> **Your objective**
Lines with the word "data" are the ones wanted. Copy each of them from the entries below.

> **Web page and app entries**
╔══

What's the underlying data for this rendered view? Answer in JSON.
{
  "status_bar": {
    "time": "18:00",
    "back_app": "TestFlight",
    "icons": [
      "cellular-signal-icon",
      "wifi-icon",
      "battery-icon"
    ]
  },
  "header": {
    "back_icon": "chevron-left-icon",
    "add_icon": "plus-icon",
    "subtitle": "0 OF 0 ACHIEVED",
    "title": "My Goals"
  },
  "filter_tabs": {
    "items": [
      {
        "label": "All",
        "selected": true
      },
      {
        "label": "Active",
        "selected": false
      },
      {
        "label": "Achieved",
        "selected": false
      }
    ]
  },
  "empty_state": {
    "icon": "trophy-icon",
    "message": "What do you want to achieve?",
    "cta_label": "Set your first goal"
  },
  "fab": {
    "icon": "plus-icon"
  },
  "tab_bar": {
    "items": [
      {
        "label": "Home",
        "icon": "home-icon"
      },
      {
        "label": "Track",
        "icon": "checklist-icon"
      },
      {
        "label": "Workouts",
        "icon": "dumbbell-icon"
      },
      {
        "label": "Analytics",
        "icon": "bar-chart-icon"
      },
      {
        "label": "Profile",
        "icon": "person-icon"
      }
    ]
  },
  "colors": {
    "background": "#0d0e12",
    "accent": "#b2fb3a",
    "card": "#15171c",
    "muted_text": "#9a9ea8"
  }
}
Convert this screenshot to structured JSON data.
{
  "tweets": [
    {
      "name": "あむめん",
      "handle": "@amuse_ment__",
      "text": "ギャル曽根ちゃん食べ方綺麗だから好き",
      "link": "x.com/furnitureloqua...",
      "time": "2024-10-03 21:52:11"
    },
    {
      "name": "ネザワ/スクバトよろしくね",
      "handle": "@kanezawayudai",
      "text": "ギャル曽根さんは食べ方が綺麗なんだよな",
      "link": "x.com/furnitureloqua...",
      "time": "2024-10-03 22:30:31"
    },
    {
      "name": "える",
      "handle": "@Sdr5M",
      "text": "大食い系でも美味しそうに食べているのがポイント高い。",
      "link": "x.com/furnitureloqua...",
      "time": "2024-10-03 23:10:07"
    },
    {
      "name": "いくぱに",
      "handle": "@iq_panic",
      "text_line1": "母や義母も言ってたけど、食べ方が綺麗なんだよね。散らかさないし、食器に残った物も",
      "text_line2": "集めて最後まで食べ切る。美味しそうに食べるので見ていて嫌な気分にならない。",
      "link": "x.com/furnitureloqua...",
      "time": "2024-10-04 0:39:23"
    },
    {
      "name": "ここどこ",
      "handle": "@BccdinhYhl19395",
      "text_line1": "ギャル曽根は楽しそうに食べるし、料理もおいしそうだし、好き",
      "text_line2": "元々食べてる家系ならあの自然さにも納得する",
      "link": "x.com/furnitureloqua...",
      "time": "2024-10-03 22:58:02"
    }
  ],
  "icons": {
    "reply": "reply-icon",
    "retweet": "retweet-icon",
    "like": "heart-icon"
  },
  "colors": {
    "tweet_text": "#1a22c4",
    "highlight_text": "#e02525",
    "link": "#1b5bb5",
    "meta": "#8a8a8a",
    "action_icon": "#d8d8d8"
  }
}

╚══

> **Task answer**
What's the underlying data for this rendered view? Answer in JSON.
Convert this screenshot to structured JSON data.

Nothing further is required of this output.